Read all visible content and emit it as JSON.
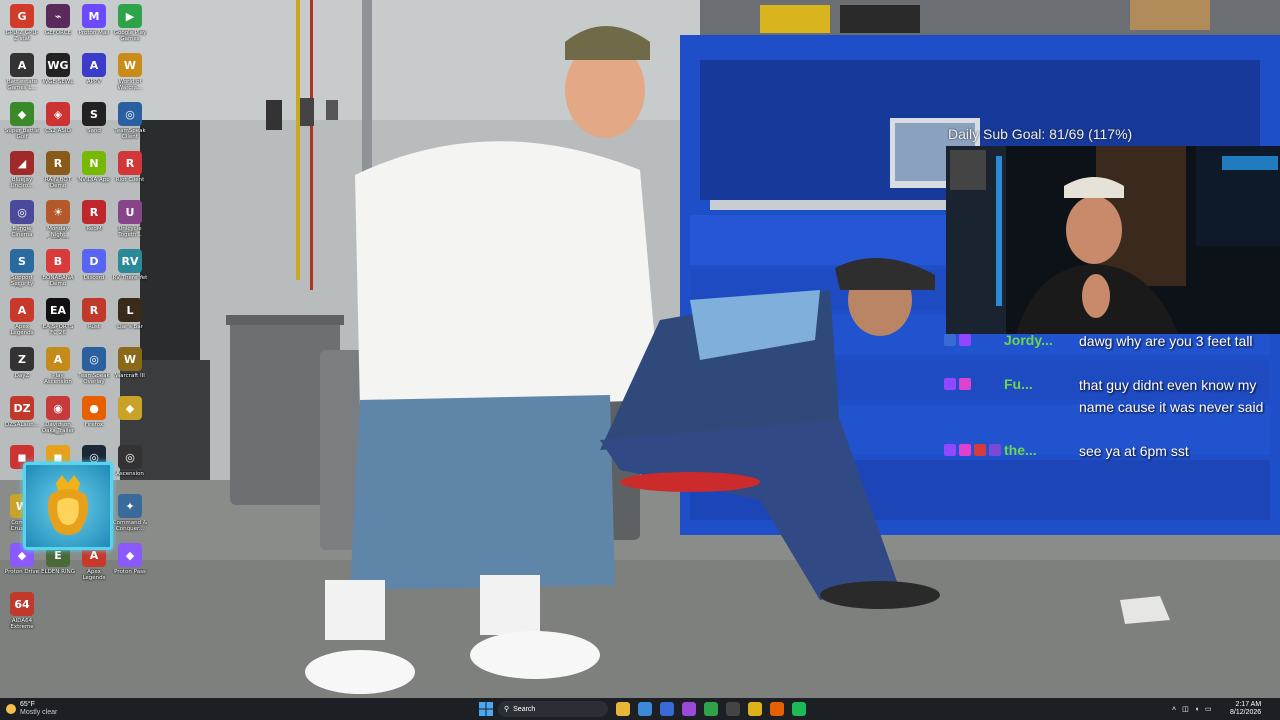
{
  "desktop": {
    "icons": [
      {
        "label": "GPU-Z GPU-Z stat",
        "color": "#d23a2a",
        "glyph": "G"
      },
      {
        "label": "GEFORCE",
        "color": "#5a2a5a",
        "glyph": "⌁"
      },
      {
        "label": "Proton Mail",
        "color": "#6d4aff",
        "glyph": "M"
      },
      {
        "label": "Google Play Games",
        "color": "#2fa34a",
        "glyph": "▶"
      },
      {
        "label": "Battlestate Games L...",
        "color": "#333",
        "glyph": "A"
      },
      {
        "label": "WGE-SEWL",
        "color": "#222",
        "glyph": "WG"
      },
      {
        "label": "APPV",
        "color": "#3b3bcc",
        "glyph": "A"
      },
      {
        "label": "World of Warcra...",
        "color": "#c98b1a",
        "glyph": "W"
      },
      {
        "label": "Super Battle Golf",
        "color": "#3a8a2a",
        "glyph": "◆"
      },
      {
        "label": "CS2 ASIO",
        "color": "#cc3333",
        "glyph": "◈"
      },
      {
        "label": "Sand",
        "color": "#222",
        "glyph": "S"
      },
      {
        "label": "TeamSpeak Client",
        "color": "#2a5fa0",
        "glyph": "◎"
      },
      {
        "label": "Bluejay Unciro...",
        "color": "#a02a2a",
        "glyph": "◢"
      },
      {
        "label": "RAIN BOT Demo",
        "color": "#8a5a1a",
        "glyph": "R"
      },
      {
        "label": "NVIDIA App",
        "color": "#76b900",
        "glyph": "N"
      },
      {
        "label": "Riot Client",
        "color": "#d13639",
        "glyph": "R"
      },
      {
        "label": "Bungie Cinema",
        "color": "#4a4a9a",
        "glyph": "◎"
      },
      {
        "label": "Monday Night Combat Demo",
        "color": "#b45a2a",
        "glyph": "☀"
      },
      {
        "label": "RedM",
        "color": "#c0272d",
        "glyph": "R"
      },
      {
        "label": "Unicycle Togeth...",
        "color": "#884488",
        "glyph": "U"
      },
      {
        "label": "Support Security Su...",
        "color": "#2a6aa0",
        "glyph": "S"
      },
      {
        "label": "BONABANA Demo",
        "color": "#d93a3a",
        "glyph": "B"
      },
      {
        "label": "Discord",
        "color": "#5865f2",
        "glyph": "D"
      },
      {
        "label": "RV There Yet",
        "color": "#2a8a9a",
        "glyph": "RV"
      },
      {
        "label": "Apex Legends",
        "color": "#c8392b",
        "glyph": "A"
      },
      {
        "label": "EA SPORTS FC 26",
        "color": "#111",
        "glyph": "EA"
      },
      {
        "label": "Rust",
        "color": "#c0392b",
        "glyph": "R"
      },
      {
        "label": "Liar's Bar",
        "color": "#3a2a1a",
        "glyph": "L"
      },
      {
        "label": "DayZ",
        "color": "#333",
        "glyph": "Z"
      },
      {
        "label": "Play Ascension",
        "color": "#c48a1a",
        "glyph": "A"
      },
      {
        "label": "TeamSpeak Overlay",
        "color": "#2a5fa0",
        "glyph": "◎"
      },
      {
        "label": "Warcraft III",
        "color": "#8a6a1a",
        "glyph": "W"
      },
      {
        "label": "DZSALaun...",
        "color": "#c0392b",
        "glyph": "DZ"
      },
      {
        "label": "Davidson Oaks Trailer Park",
        "color": "#c63a3a",
        "glyph": "◉"
      },
      {
        "label": "Firefox",
        "color": "#e66000",
        "glyph": "●"
      },
      {
        "label": "",
        "color": "#c9a227",
        "glyph": "◆"
      },
      {
        "label": "",
        "color": "#cc3333",
        "glyph": "◼"
      },
      {
        "label": "Counter-Strike",
        "color": "#e6a21a",
        "glyph": "◼"
      },
      {
        "label": "Steam",
        "color": "#1b2838",
        "glyph": "◎"
      },
      {
        "label": "Ascension",
        "color": "#333",
        "glyph": "◎"
      },
      {
        "label": "Combat Crusade",
        "color": "#c9a227",
        "glyph": "W"
      },
      {
        "label": "Prototype",
        "color": "#2a7a3a",
        "glyph": "◎"
      },
      {
        "label": "The Last of Us",
        "color": "#a02a2a",
        "glyph": "◼"
      },
      {
        "label": "Command & Conquer...",
        "color": "#3a6a9a",
        "glyph": "✦"
      },
      {
        "label": "Proton Drive",
        "color": "#8a5aff",
        "glyph": "◆"
      },
      {
        "label": "ELDEN RING",
        "color": "#4a6a3a",
        "glyph": "E"
      },
      {
        "label": "Apex Legends",
        "color": "#c8392b",
        "glyph": "A"
      },
      {
        "label": "Proton Pass",
        "color": "#8a5aff",
        "glyph": "◆"
      },
      {
        "label": "AIDA64 Extreme",
        "color": "#c0392b",
        "glyph": "64"
      }
    ]
  },
  "overlay": {
    "sub_goal": "Daily Sub Goal: 81/69 (117%)",
    "chat": [
      {
        "name": "Jordy...",
        "name_color": "#6ad64a",
        "message": "dawg why are you 3 feet tall",
        "badges": [
          "#3a6ad6",
          "#9146ff"
        ]
      },
      {
        "name": "Fu...",
        "name_color": "#6ad64a",
        "message": "that guy didnt even know my name cause it was never said",
        "badges": [
          "#9146ff",
          "#e040d0"
        ]
      },
      {
        "name": "the...",
        "name_color": "#6ad64a",
        "message": "see ya at 6pm sst",
        "badges": [
          "#9146ff",
          "#e040d0",
          "#d63a3a",
          "#7a4ad6"
        ]
      }
    ]
  },
  "taskbar": {
    "weather_temp": "65°F",
    "weather_desc": "Mostly clear",
    "search_label": "Search",
    "time": "2:17 AM",
    "date": "8/12/2026",
    "apps": [
      {
        "name": "file-explorer",
        "color": "#e8b43a"
      },
      {
        "name": "copilot",
        "color": "#3a8ad6"
      },
      {
        "name": "app-blue",
        "color": "#3a6ad6"
      },
      {
        "name": "app-purple",
        "color": "#9a4ad6"
      },
      {
        "name": "app-green",
        "color": "#2fa34a"
      },
      {
        "name": "app-dark",
        "color": "#444"
      },
      {
        "name": "chrome",
        "color": "#e0b21a"
      },
      {
        "name": "firefox",
        "color": "#e66000"
      },
      {
        "name": "spotify",
        "color": "#1db954"
      }
    ]
  }
}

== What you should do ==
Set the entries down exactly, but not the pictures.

== Response to this exercise ==
Read all visible content and emit it as JSON.
{
  "desktop": {
    "icons": [
      {
        "label": "GPU-Z GPU-Z stat",
        "color": "#d23a2a",
        "glyph": "G"
      },
      {
        "label": "GEFORCE",
        "color": "#5a2a5a",
        "glyph": "⌁"
      },
      {
        "label": "Proton Mail",
        "color": "#6d4aff",
        "glyph": "M"
      },
      {
        "label": "Google Play Games",
        "color": "#2fa34a",
        "glyph": "▶"
      },
      {
        "label": "Battlestate Games L...",
        "color": "#333",
        "glyph": "A"
      },
      {
        "label": "WGE-SEWL",
        "color": "#222",
        "glyph": "WG"
      },
      {
        "label": "APPV",
        "color": "#3b3bcc",
        "glyph": "A"
      },
      {
        "label": "World of Warcra...",
        "color": "#c98b1a",
        "glyph": "W"
      },
      {
        "label": "Super Battle Golf",
        "color": "#3a8a2a",
        "glyph": "◆"
      },
      {
        "label": "CS2 ASIO",
        "color": "#cc3333",
        "glyph": "◈"
      },
      {
        "label": "Sand",
        "color": "#222",
        "glyph": "S"
      },
      {
        "label": "TeamSpeak Client",
        "color": "#2a5fa0",
        "glyph": "◎"
      },
      {
        "label": "Bluejay Unciro...",
        "color": "#a02a2a",
        "glyph": "◢"
      },
      {
        "label": "RAIN BOT Demo",
        "color": "#8a5a1a",
        "glyph": "R"
      },
      {
        "label": "NVIDIA App",
        "color": "#76b900",
        "glyph": "N"
      },
      {
        "label": "Riot Client",
        "color": "#d13639",
        "glyph": "R"
      },
      {
        "label": "Bungie Cinema",
        "color": "#4a4a9a",
        "glyph": "◎"
      },
      {
        "label": "Monday Night Combat Demo",
        "color": "#b45a2a",
        "glyph": "☀"
      },
      {
        "label": "RedM",
        "color": "#c0272d",
        "glyph": "R"
      },
      {
        "label": "Unicycle Togeth...",
        "color": "#884488",
        "glyph": "U"
      },
      {
        "label": "Support Security Su...",
        "color": "#2a6aa0",
        "glyph": "S"
      },
      {
        "label": "BONABANA Demo",
        "color": "#d93a3a",
        "glyph": "B"
      },
      {
        "label": "Discord",
        "color": "#5865f2",
        "glyph": "D"
      },
      {
        "label": "RV There Yet",
        "color": "#2a8a9a",
        "glyph": "RV"
      },
      {
        "label": "Apex Legends",
        "color": "#c8392b",
        "glyph": "A"
      },
      {
        "label": "EA SPORTS FC 26",
        "color": "#111",
        "glyph": "EA"
      },
      {
        "label": "Rust",
        "color": "#c0392b",
        "glyph": "R"
      },
      {
        "label": "Liar's Bar",
        "color": "#3a2a1a",
        "glyph": "L"
      },
      {
        "label": "DayZ",
        "color": "#333",
        "glyph": "Z"
      },
      {
        "label": "Play Ascension",
        "color": "#c48a1a",
        "glyph": "A"
      },
      {
        "label": "TeamSpeak Overlay",
        "color": "#2a5fa0",
        "glyph": "◎"
      },
      {
        "label": "Warcraft III",
        "color": "#8a6a1a",
        "glyph": "W"
      },
      {
        "label": "DZSALaun...",
        "color": "#c0392b",
        "glyph": "DZ"
      },
      {
        "label": "Davidson Oaks Trailer Park",
        "color": "#c63a3a",
        "glyph": "◉"
      },
      {
        "label": "Firefox",
        "color": "#e66000",
        "glyph": "●"
      },
      {
        "label": "",
        "color": "#c9a227",
        "glyph": "◆"
      },
      {
        "label": "",
        "color": "#cc3333",
        "glyph": "◼"
      },
      {
        "label": "Counter-Strike",
        "color": "#e6a21a",
        "glyph": "◼"
      },
      {
        "label": "Steam",
        "color": "#1b2838",
        "glyph": "◎"
      },
      {
        "label": "Ascension",
        "color": "#333",
        "glyph": "◎"
      },
      {
        "label": "Combat Crusade",
        "color": "#c9a227",
        "glyph": "W"
      },
      {
        "label": "Prototype",
        "color": "#2a7a3a",
        "glyph": "◎"
      },
      {
        "label": "The Last of Us",
        "color": "#a02a2a",
        "glyph": "◼"
      },
      {
        "label": "Command & Conquer...",
        "color": "#3a6a9a",
        "glyph": "✦"
      },
      {
        "label": "Proton Drive",
        "color": "#8a5aff",
        "glyph": "◆"
      },
      {
        "label": "ELDEN RING",
        "color": "#4a6a3a",
        "glyph": "E"
      },
      {
        "label": "Apex Legends",
        "color": "#c8392b",
        "glyph": "A"
      },
      {
        "label": "Proton Pass",
        "color": "#8a5aff",
        "glyph": "◆"
      },
      {
        "label": "AIDA64 Extreme",
        "color": "#c0392b",
        "glyph": "64"
      }
    ]
  },
  "overlay": {
    "sub_goal": "Daily Sub Goal: 81/69 (117%)",
    "chat": [
      {
        "name": "Jordy...",
        "name_color": "#6ad64a",
        "message": "dawg why are you 3 feet tall",
        "badges": [
          "#3a6ad6",
          "#9146ff"
        ]
      },
      {
        "name": "Fu...",
        "name_color": "#6ad64a",
        "message": "that guy didnt even know my name cause it was never said",
        "badges": [
          "#9146ff",
          "#e040d0"
        ]
      },
      {
        "name": "the...",
        "name_color": "#6ad64a",
        "message": "see ya at 6pm sst",
        "badges": [
          "#9146ff",
          "#e040d0",
          "#d63a3a",
          "#7a4ad6"
        ]
      }
    ]
  },
  "taskbar": {
    "weather_temp": "65°F",
    "weather_desc": "Mostly clear",
    "search_label": "Search",
    "time": "2:17 AM",
    "date": "8/12/2026",
    "apps": [
      {
        "name": "file-explorer",
        "color": "#e8b43a"
      },
      {
        "name": "copilot",
        "color": "#3a8ad6"
      },
      {
        "name": "app-blue",
        "color": "#3a6ad6"
      },
      {
        "name": "app-purple",
        "color": "#9a4ad6"
      },
      {
        "name": "app-green",
        "color": "#2fa34a"
      },
      {
        "name": "app-dark",
        "color": "#444"
      },
      {
        "name": "chrome",
        "color": "#e0b21a"
      },
      {
        "name": "firefox",
        "color": "#e66000"
      },
      {
        "name": "spotify",
        "color": "#1db954"
      }
    ]
  }
}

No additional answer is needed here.